Work instructions → Exact copies of all the lines below are required, with the pictures omitted.

Records excerpted from a collection →
• • • • •

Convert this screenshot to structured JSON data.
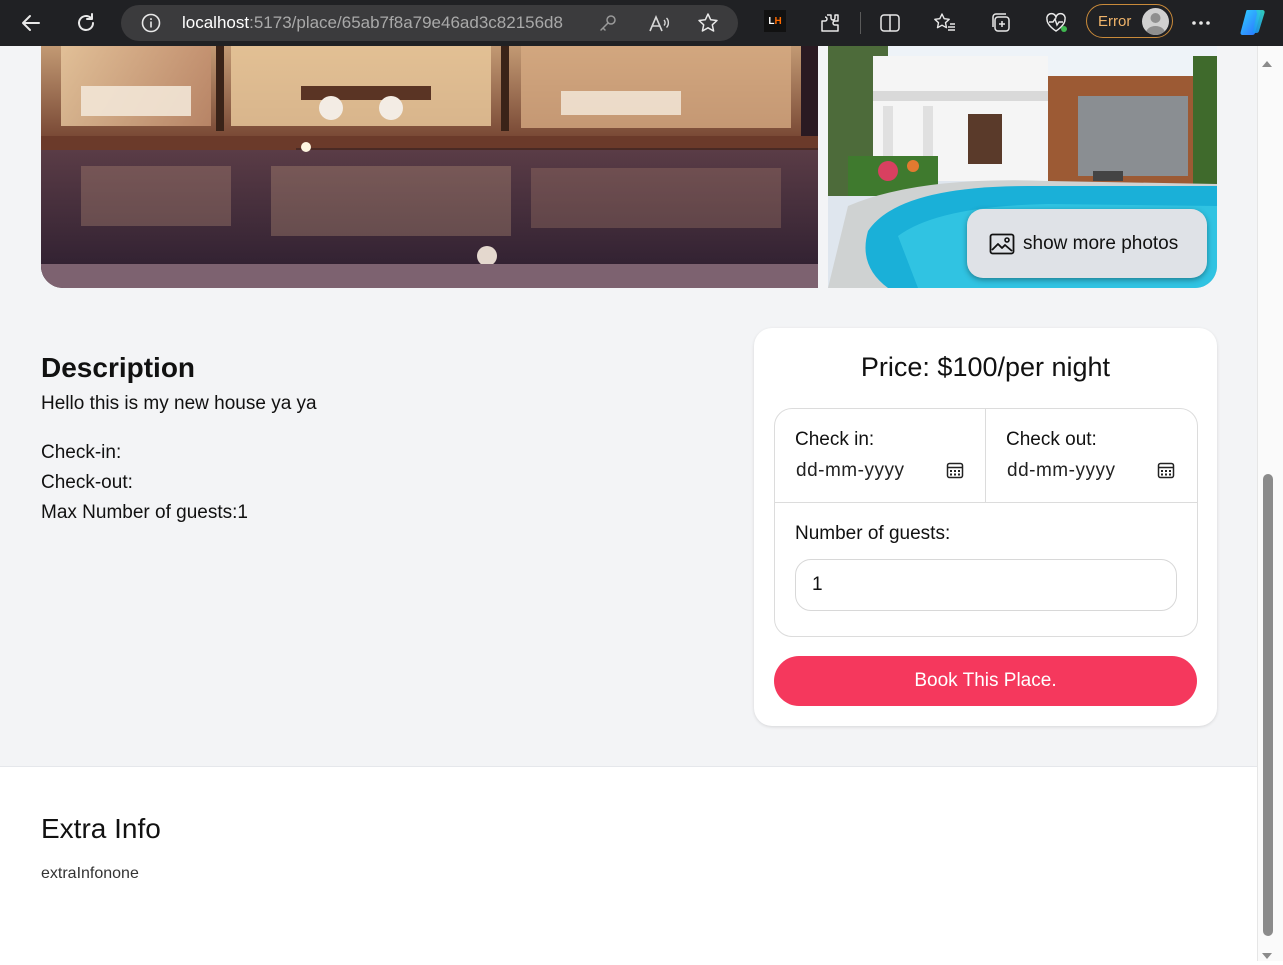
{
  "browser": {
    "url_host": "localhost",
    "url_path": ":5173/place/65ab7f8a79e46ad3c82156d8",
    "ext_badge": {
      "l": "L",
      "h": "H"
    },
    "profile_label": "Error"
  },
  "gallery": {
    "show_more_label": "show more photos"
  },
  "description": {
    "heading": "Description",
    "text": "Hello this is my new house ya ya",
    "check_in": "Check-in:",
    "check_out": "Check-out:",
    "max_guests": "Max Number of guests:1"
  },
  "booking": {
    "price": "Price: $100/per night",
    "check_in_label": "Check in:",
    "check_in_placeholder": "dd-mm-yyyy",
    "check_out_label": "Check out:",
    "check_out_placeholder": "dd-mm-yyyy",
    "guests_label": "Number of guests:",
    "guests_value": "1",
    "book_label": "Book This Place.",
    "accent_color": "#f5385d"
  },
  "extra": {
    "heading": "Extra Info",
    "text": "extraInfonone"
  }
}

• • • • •

Task solution →
Convert this screenshot to structured JSON data.
{
  "browser": {
    "url_host": "localhost",
    "url_path": ":5173/place/65ab7f8a79e46ad3c82156d8",
    "ext_badge": {
      "l": "L",
      "h": "H"
    },
    "profile_label": "Error"
  },
  "gallery": {
    "show_more_label": "show more photos"
  },
  "description": {
    "heading": "Description",
    "text": "Hello this is my new house ya ya",
    "check_in": "Check-in:",
    "check_out": "Check-out:",
    "max_guests": "Max Number of guests:1"
  },
  "booking": {
    "price": "Price: $100/per night",
    "check_in_label": "Check in:",
    "check_in_placeholder": "dd-mm-yyyy",
    "check_out_label": "Check out:",
    "check_out_placeholder": "dd-mm-yyyy",
    "guests_label": "Number of guests:",
    "guests_value": "1",
    "book_label": "Book This Place.",
    "accent_color": "#f5385d"
  },
  "extra": {
    "heading": "Extra Info",
    "text": "extraInfonone"
  }
}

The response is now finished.